- _Description of the task_:
The records below are to be repeated exactly, minus any pictures.

(Stored items)
--- START ---
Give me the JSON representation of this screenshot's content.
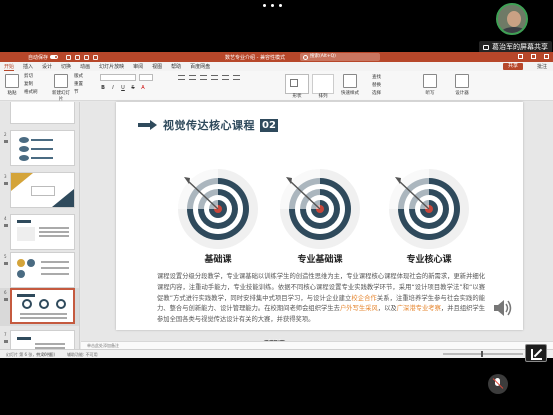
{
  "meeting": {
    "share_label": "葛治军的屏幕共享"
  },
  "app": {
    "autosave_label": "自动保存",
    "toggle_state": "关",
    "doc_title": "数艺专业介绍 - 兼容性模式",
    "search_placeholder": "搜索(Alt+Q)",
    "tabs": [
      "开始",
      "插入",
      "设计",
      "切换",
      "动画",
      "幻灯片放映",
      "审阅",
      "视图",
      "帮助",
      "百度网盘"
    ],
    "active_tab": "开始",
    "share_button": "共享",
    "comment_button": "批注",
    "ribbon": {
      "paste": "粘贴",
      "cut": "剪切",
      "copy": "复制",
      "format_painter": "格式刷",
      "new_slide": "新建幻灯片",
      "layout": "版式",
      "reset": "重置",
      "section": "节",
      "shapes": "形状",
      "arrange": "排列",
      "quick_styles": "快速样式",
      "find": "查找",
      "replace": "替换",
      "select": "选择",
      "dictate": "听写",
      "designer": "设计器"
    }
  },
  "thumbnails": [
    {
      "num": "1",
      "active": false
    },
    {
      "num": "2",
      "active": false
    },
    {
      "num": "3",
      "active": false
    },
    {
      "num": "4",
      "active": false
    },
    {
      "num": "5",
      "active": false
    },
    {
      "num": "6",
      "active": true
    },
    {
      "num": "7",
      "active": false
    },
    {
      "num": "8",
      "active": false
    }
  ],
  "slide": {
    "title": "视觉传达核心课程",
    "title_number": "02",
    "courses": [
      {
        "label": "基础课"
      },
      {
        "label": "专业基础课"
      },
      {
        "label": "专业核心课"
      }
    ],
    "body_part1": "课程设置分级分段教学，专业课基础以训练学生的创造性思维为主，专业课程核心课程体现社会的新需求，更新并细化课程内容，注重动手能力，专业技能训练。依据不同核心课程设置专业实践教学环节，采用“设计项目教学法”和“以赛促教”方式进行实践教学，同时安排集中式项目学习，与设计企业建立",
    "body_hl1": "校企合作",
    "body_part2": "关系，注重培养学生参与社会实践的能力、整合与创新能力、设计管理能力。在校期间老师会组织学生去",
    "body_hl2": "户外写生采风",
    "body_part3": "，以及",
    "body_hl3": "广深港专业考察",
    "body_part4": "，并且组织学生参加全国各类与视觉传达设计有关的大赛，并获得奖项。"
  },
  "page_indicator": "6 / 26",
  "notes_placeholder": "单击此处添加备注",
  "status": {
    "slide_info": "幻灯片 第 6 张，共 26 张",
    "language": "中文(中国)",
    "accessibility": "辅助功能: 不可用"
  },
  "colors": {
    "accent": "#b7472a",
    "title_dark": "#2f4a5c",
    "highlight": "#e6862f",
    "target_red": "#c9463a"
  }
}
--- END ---
- _Reply_:
Give me the JSON representation of this screenshot's content.
{
  "meeting": {
    "share_label": "葛治军的屏幕共享"
  },
  "app": {
    "autosave_label": "自动保存",
    "toggle_state": "关",
    "doc_title": "数艺专业介绍 - 兼容性模式",
    "search_placeholder": "搜索(Alt+Q)",
    "tabs": [
      "开始",
      "插入",
      "设计",
      "切换",
      "动画",
      "幻灯片放映",
      "审阅",
      "视图",
      "帮助",
      "百度网盘"
    ],
    "active_tab": "开始",
    "share_button": "共享",
    "comment_button": "批注",
    "ribbon": {
      "paste": "粘贴",
      "cut": "剪切",
      "copy": "复制",
      "format_painter": "格式刷",
      "new_slide": "新建幻灯片",
      "layout": "版式",
      "reset": "重置",
      "section": "节",
      "shapes": "形状",
      "arrange": "排列",
      "quick_styles": "快速样式",
      "find": "查找",
      "replace": "替换",
      "select": "选择",
      "dictate": "听写",
      "designer": "设计器"
    }
  },
  "thumbnails": [
    {
      "num": "1",
      "active": false
    },
    {
      "num": "2",
      "active": false
    },
    {
      "num": "3",
      "active": false
    },
    {
      "num": "4",
      "active": false
    },
    {
      "num": "5",
      "active": false
    },
    {
      "num": "6",
      "active": true
    },
    {
      "num": "7",
      "active": false
    },
    {
      "num": "8",
      "active": false
    }
  ],
  "slide": {
    "title": "视觉传达核心课程",
    "title_number": "02",
    "courses": [
      {
        "label": "基础课"
      },
      {
        "label": "专业基础课"
      },
      {
        "label": "专业核心课"
      }
    ],
    "body_part1": "课程设置分级分段教学，专业课基础以训练学生的创造性思维为主，专业课程核心课程体现社会的新需求，更新并细化课程内容，注重动手能力，专业技能训练。依据不同核心课程设置专业实践教学环节，采用“设计项目教学法”和“以赛促教”方式进行实践教学，同时安排集中式项目学习，与设计企业建立",
    "body_hl1": "校企合作",
    "body_part2": "关系，注重培养学生参与社会实践的能力、整合与创新能力、设计管理能力。在校期间老师会组织学生去",
    "body_hl2": "户外写生采风",
    "body_part3": "，以及",
    "body_hl3": "广深港专业考察",
    "body_part4": "，并且组织学生参加全国各类与视觉传达设计有关的大赛，并获得奖项。"
  },
  "page_indicator": "6 / 26",
  "notes_placeholder": "单击此处添加备注",
  "status": {
    "slide_info": "幻灯片 第 6 张，共 26 张",
    "language": "中文(中国)",
    "accessibility": "辅助功能: 不可用"
  },
  "colors": {
    "accent": "#b7472a",
    "title_dark": "#2f4a5c",
    "highlight": "#e6862f",
    "target_red": "#c9463a"
  }
}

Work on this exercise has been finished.